Alden Wicker
Posted

How Pharmaceutical Companies Make Money

When you shell out $295,000 for a drug, you’re not paying for the chemical compounds in it, but the research, development and grueling approval process for the drug.

Estimates vary on how much each drug costs from inception to clinical trials to approval to selling, but the consensus is that it’s in the billions, which doesn’t account for drugs that never even make it to market. To recoup these costs, drug companies get a patent on the drug, giving them an (arguably deserved) monopoly. The profits on that high-priced drug in turn help fund development of future meds.

But, wait, there’s more …

The Pay-for-Patent Scheme

Eventually, the patent will expire, and a generic manufacturer or several can make and sell it for pennies on the dollar. To prolong its patent on a brand-name drug, a company will tweak the formula to “reset” the patent, so it can keep producing the drug exclusively for a few years longer. In theory, generic companies can challenge these tweaks in court, so they can start manufacturing the drug themselves, but it’s an expensive legal process.

To make it easier for everyone (except consumers), pharmaceutical companies pay generic makers to withhold cheaper versions from the market. For example, Bayer paid $400 million to generic drug makers to keep the generic version of the antibiotic drug Cipro off the market until 2003, when Bayer’s patent expired.

A 2011 Congressional Budget Office report estimated that a Senate bill to outlaw these payments (now stalled) would lower drug costs in the United States by $11 billion, as well as save the federal government $4.8 billion over 10 years, since it would be able to pay for generic versions for Medicare and Medicaid patients.

There is still hope: A court case challenging these types of payments is up before the Supreme Court on March 25th.

America, Land of the Expensive Scripts

In many countries, governments have instituted price controls to keep medicine more affordable for their citizens.

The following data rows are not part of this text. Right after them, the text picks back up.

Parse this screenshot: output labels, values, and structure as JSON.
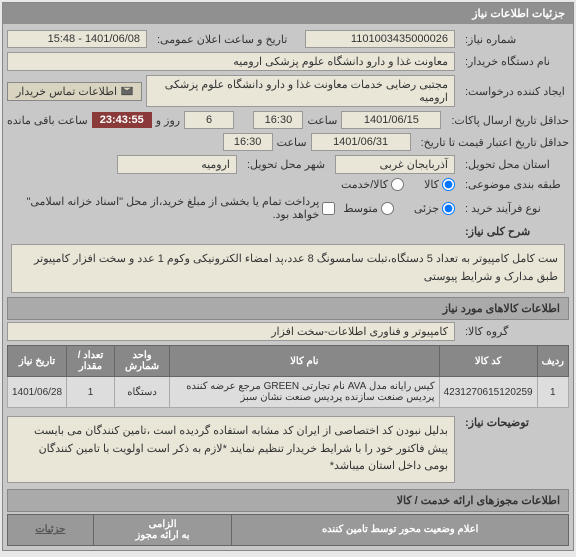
{
  "header": {
    "title": "جزئیات اطلاعات نیاز"
  },
  "fields": {
    "need_no_label": "شماره نیاز:",
    "need_no": "1101003435000026",
    "pub_datetime_label": "تاریخ و ساعت اعلان عمومی:",
    "pub_datetime": "1401/06/08 - 15:48",
    "buyer_org_label": "نام دستگاه خریدار:",
    "buyer_org": "معاونت غذا و دارو دانشگاه علوم پزشکی ارومیه",
    "requester_label": "ایجاد کننده درخواست:",
    "requester": "مجتبی رضایی خدمات معاونت غذا و دارو دانشگاه علوم پزشکی ارومیه",
    "contact_btn": "اطلاعات تماس خریدار",
    "deadline_send_label": "حداقل تاریخ ارسال پاکات:",
    "deadline_date": "1401/06/15",
    "time_label": "ساعت",
    "deadline_time": "16:30",
    "remaining_days": "6",
    "days_and": "روز و",
    "remaining_time": "23:43:55",
    "remaining_label": "ساعت باقی مانده",
    "validity_label": "حداقل تاریخ اعتبار قیمت تا تاریخ:",
    "validity_date": "1401/06/31",
    "validity_time": "16:30",
    "province_label": "استان محل تحویل:",
    "province": "آذربایجان غربی",
    "city_label": "شهر محل تحویل:",
    "city": "ارومیه",
    "category_label": "طبقه بندی موضوعی:",
    "cat_goods": "کالا",
    "cat_service": "کالا/خدمت",
    "process_label": "نوع فرآیند خرید :",
    "proc_partial": "جزئی",
    "proc_mid": "متوسط",
    "pay_note": "پرداخت تمام یا بخشی از مبلغ خرید،از محل \"اسناد خزانه اسلامی\" خواهد بود.",
    "summary_label": "شرح کلی نیاز:",
    "summary": "ست کامل کامپیوتر به تعداد 5 دستگاه،تبلت سامسونگ 8 عدد،پد امضاء الکترونیکی وکوم 1 عدد و سخت افزار کامپیوتر طبق مدارک و شرایط پیوستی",
    "goods_section": "اطلاعات کالاهای مورد نیاز",
    "group_label": "گروه کالا:",
    "group_value": "کامپیوتر و فناوری اطلاعات-سخت افزار",
    "table": {
      "headers": {
        "row": "ردیف",
        "code": "کد کالا",
        "name": "نام کالا",
        "unit": "واحد شمارش",
        "qty": "تعداد / مقدار",
        "date": "تاریخ نیاز"
      },
      "rows": [
        {
          "row": "1",
          "code": "4231270615120259",
          "name": "کیس رایانه مدل AVA نام تجارتی GREEN مرجع عرضه کننده پردیس صنعت سازنده پردیس صنعت نشان سبز",
          "unit": "دستگاه",
          "qty": "1",
          "date": "1401/06/28"
        }
      ]
    },
    "notice_label": "توضیحات نیاز:",
    "notice": "بدلیل نبودن کد اختصاصی از ایران کد مشابه استفاده گردیده است ،تامین کنندگان می بایست پیش فاکتور خود را با شرایط خریدار تنظیم نمایند *لازم به ذکر است اولویت با تامین کنندگان بومی داخل استان میباشد*",
    "licenses_section": "اطلاعات مجوزهای ارائه خدمت / کالا",
    "center_announce": "اعلام وضعیت محور توسط تامین کننده",
    "mandatory_label": "الزامی\nبه ارائه مجوز",
    "details": "جزئیات"
  }
}
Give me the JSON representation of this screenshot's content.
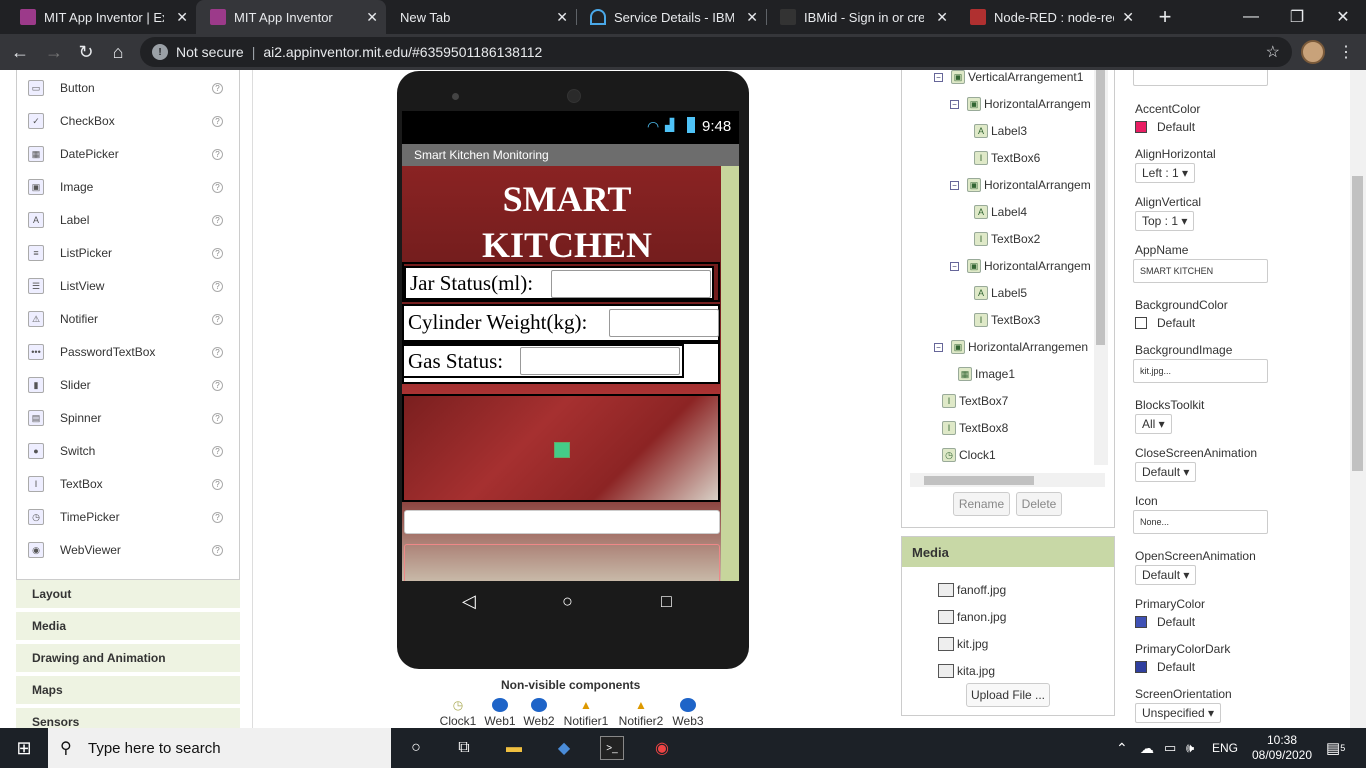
{
  "browser": {
    "tabs": [
      {
        "title": "MIT App Inventor | Expl",
        "active": false,
        "fav_color": "#9c3a8a"
      },
      {
        "title": "MIT App Inventor",
        "active": true,
        "fav_color": "#9c3a8a"
      },
      {
        "title": "New Tab",
        "active": false,
        "fav_color": ""
      },
      {
        "title": "Service Details - IBM Cl",
        "active": false,
        "fav_color": "#4aa8e8"
      },
      {
        "title": "IBMid - Sign in or creat",
        "active": false,
        "fav_color": "#333"
      },
      {
        "title": "Node-RED : node-red-e",
        "active": false,
        "fav_color": "#b03030"
      }
    ],
    "new_tab": "+",
    "address": {
      "security": "Not secure",
      "url": "ai2.appinventor.mit.edu/#6359501186138112"
    }
  },
  "palette": {
    "items": [
      "Button",
      "CheckBox",
      "DatePicker",
      "Image",
      "Label",
      "ListPicker",
      "ListView",
      "Notifier",
      "PasswordTextBox",
      "Slider",
      "Spinner",
      "Switch",
      "TextBox",
      "TimePicker",
      "WebViewer"
    ],
    "help": "?",
    "categories": [
      "Layout",
      "Media",
      "Drawing and Animation",
      "Maps",
      "Sensors"
    ]
  },
  "phone": {
    "time": "9:48",
    "app_title": "Smart Kitchen Monitoring",
    "heading_line1": "SMART",
    "heading_line2": "KITCHEN",
    "rows": [
      "Jar Status(ml):",
      "Cylinder Weight(kg):",
      "Gas Status:"
    ]
  },
  "nonvisible": {
    "title": "Non-visible components",
    "items": [
      "Clock1",
      "Web1",
      "Web2",
      "Notifier1",
      "Notifier2",
      "Web3"
    ]
  },
  "tree": {
    "nodes": [
      {
        "label": "VerticalArrangement1",
        "toggle": "⊖",
        "icon": "▣"
      },
      {
        "label": "HorizontalArrangem",
        "toggle": "⊖",
        "icon": "▣"
      },
      {
        "label": "Label3",
        "toggle": "",
        "icon": "A"
      },
      {
        "label": "TextBox6",
        "toggle": "",
        "icon": "I"
      },
      {
        "label": "HorizontalArrangem",
        "toggle": "⊖",
        "icon": "▣"
      },
      {
        "label": "Label4",
        "toggle": "",
        "icon": "A"
      },
      {
        "label": "TextBox2",
        "toggle": "",
        "icon": "I"
      },
      {
        "label": "HorizontalArrangem",
        "toggle": "⊖",
        "icon": "▣"
      },
      {
        "label": "Label5",
        "toggle": "",
        "icon": "A"
      },
      {
        "label": "TextBox3",
        "toggle": "",
        "icon": "I"
      },
      {
        "label": "HorizontalArrangemen",
        "toggle": "⊖",
        "icon": "▣"
      },
      {
        "label": "Image1",
        "toggle": "",
        "icon": "▦"
      },
      {
        "label": "TextBox7",
        "toggle": "",
        "icon": "I"
      },
      {
        "label": "TextBox8",
        "toggle": "",
        "icon": "I"
      },
      {
        "label": "Clock1",
        "toggle": "",
        "icon": "◷"
      }
    ],
    "rename": "Rename",
    "delete": "Delete"
  },
  "media": {
    "title": "Media",
    "files": [
      "fanoff.jpg",
      "fanon.jpg",
      "kit.jpg",
      "kita.jpg"
    ],
    "upload": "Upload File ..."
  },
  "properties": {
    "accent_label": "AccentColor",
    "accent_value": "Default",
    "accent_color": "#e91e63",
    "alignh_label": "AlignHorizontal",
    "alignh_value": "Left : 1",
    "alignv_label": "AlignVertical",
    "alignv_value": "Top : 1",
    "appname_label": "AppName",
    "appname_value": "SMART KITCHEN",
    "bgcolor_label": "BackgroundColor",
    "bgcolor_value": "Default",
    "bgcolor_color": "#ffffff",
    "bgimage_label": "BackgroundImage",
    "bgimage_value": "kit.jpg...",
    "blocks_label": "BlocksToolkit",
    "blocks_value": "All",
    "closeanim_label": "CloseScreenAnimation",
    "closeanim_value": "Default",
    "icon_label": "Icon",
    "icon_value": "None...",
    "openanim_label": "OpenScreenAnimation",
    "openanim_value": "Default",
    "primary_label": "PrimaryColor",
    "primary_value": "Default",
    "primary_color": "#3f51b5",
    "primarydark_label": "PrimaryColorDark",
    "primarydark_value": "Default",
    "primarydark_color": "#303f9f",
    "orient_label": "ScreenOrientation",
    "orient_value": "Unspecified"
  },
  "taskbar": {
    "search_placeholder": "Type here to search",
    "lang": "ENG",
    "time": "10:38",
    "date": "08/09/2020",
    "notifications": "5"
  }
}
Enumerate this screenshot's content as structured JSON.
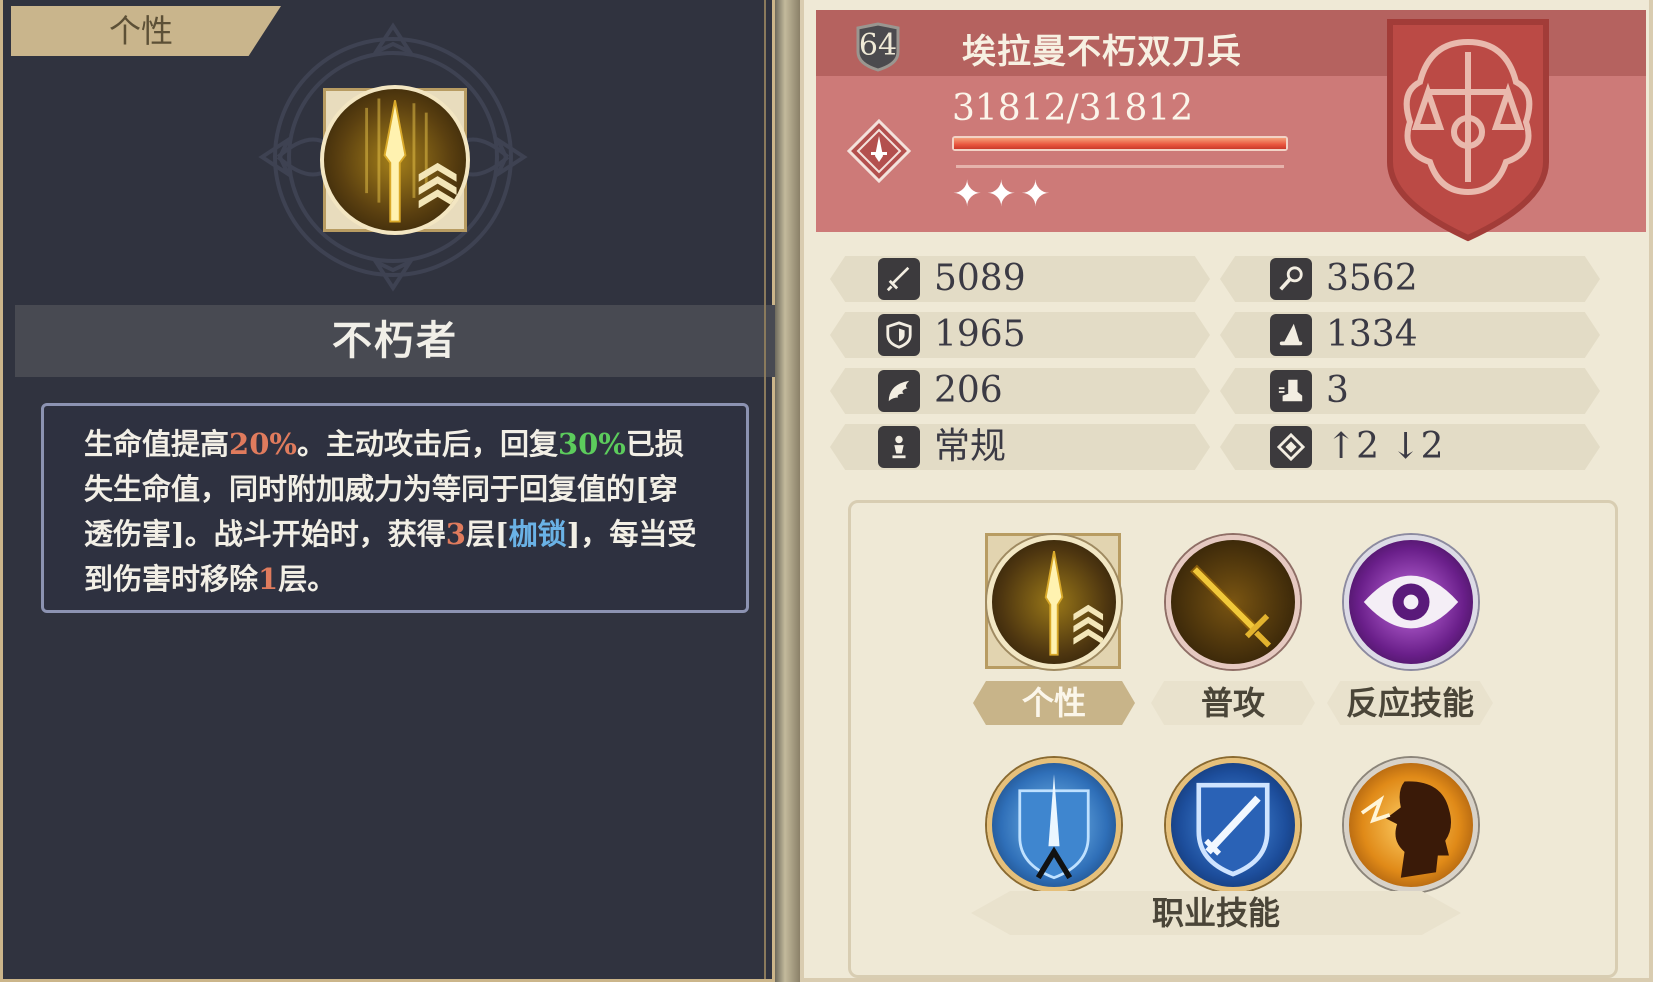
{
  "left_panel": {
    "tab_label": "个性",
    "trait_icon": "spear-rank-up-icon",
    "trait_name": "不朽者",
    "description": [
      {
        "text": "生命值提高",
        "color": "normal"
      },
      {
        "text": "20%",
        "color": "red"
      },
      {
        "text": "。主动攻击后，回复",
        "color": "normal"
      },
      {
        "text": "30%",
        "color": "green"
      },
      {
        "text": "已损失生命值，同时附加威力为等同于回复值的[穿透伤害]。战斗开始时，获得",
        "color": "normal"
      },
      {
        "text": "3",
        "color": "red"
      },
      {
        "text": "层[",
        "color": "normal"
      },
      {
        "text": "枷锁",
        "color": "blue"
      },
      {
        "text": "]，每当受到伤害时移除",
        "color": "normal"
      },
      {
        "text": "1",
        "color": "red"
      },
      {
        "text": "层。",
        "color": "normal"
      }
    ]
  },
  "unit": {
    "level": "64",
    "name": "埃拉曼不朽双刀兵",
    "hp": "31812/31812",
    "hp_fraction": 1.0,
    "stars": "✦✦✦",
    "class_icon": "dagger-diamond-icon",
    "crest_icon": "scales-sword-crest-icon"
  },
  "stats": {
    "left": [
      {
        "icon": "sword-attack-icon",
        "value": "5089"
      },
      {
        "icon": "shield-defense-icon",
        "value": "1965"
      },
      {
        "icon": "wing-speed-icon",
        "value": "206"
      },
      {
        "icon": "person-stance-icon",
        "value": "常规"
      }
    ],
    "right": [
      {
        "icon": "staff-magic-icon",
        "value": "3562"
      },
      {
        "icon": "wizard-hat-icon",
        "value": "1334"
      },
      {
        "icon": "boot-move-icon",
        "value": "3"
      },
      {
        "icon": "diamond-range-icon",
        "value": "↑2 ↓2"
      }
    ]
  },
  "skills": {
    "personality_label": "个性",
    "normal_attack_label": "普攻",
    "reaction_label": "反应技能",
    "class_skills_label": "职业技能",
    "icons": [
      "spear-rank-up-icon",
      "golden-sword-icon",
      "purple-eye-icon",
      "ice-sword-shield-icon",
      "blue-shield-sword-icon",
      "roaring-head-icon"
    ]
  },
  "colors": {
    "left_bg": "#30333f",
    "right_bg": "#efe9d6",
    "header_red": "#cd7a78",
    "highlight_red": "#e07b5d",
    "highlight_green": "#5ccc5c",
    "highlight_blue": "#6ab2e6"
  }
}
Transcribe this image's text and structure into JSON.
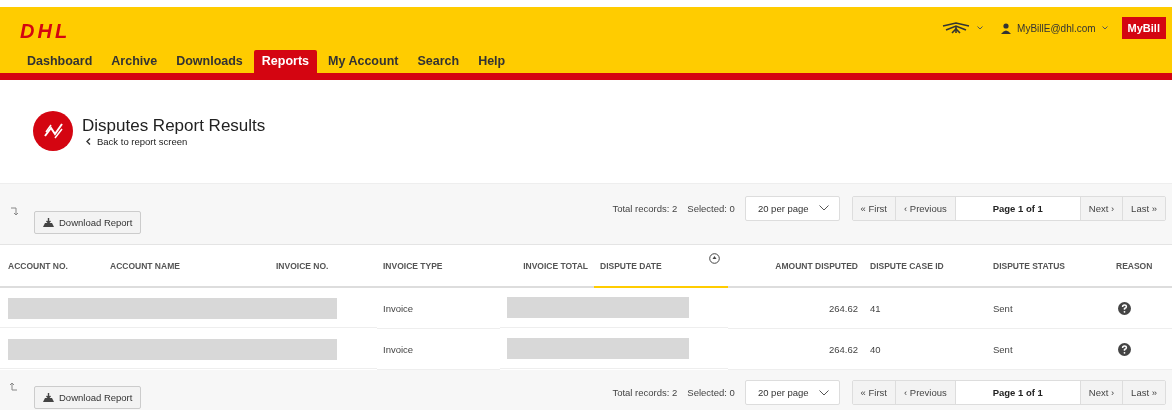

But, in the U.S., drug companies are free to raise prices as they see fit.

Zola P. Horovitz, Ph.D, a pharmaceutical and biotechnology industry consultant, told the authors of the Freakonomics blog, “Most people do not realize that when a prescription is paid for in the U.S., the payer (the patient, his or her insurance company, or the government) is subsidizing the cost of that same prescription in most countries outside the U.S.”

She claims that companies–whether American or Norwegian or anywhere else–have to offload the full price almost exclusively onto Americans, while patients in other countries get a discount. In November, India moved to bring more “essential” drugs, like HIV medication, under price controls. And China clamped down on prices just last week.

So couldn’t the U.S. do the same? Not likely, since developing new drugs would no longer be profitable, and pharmaceutical research and development would drastically drop.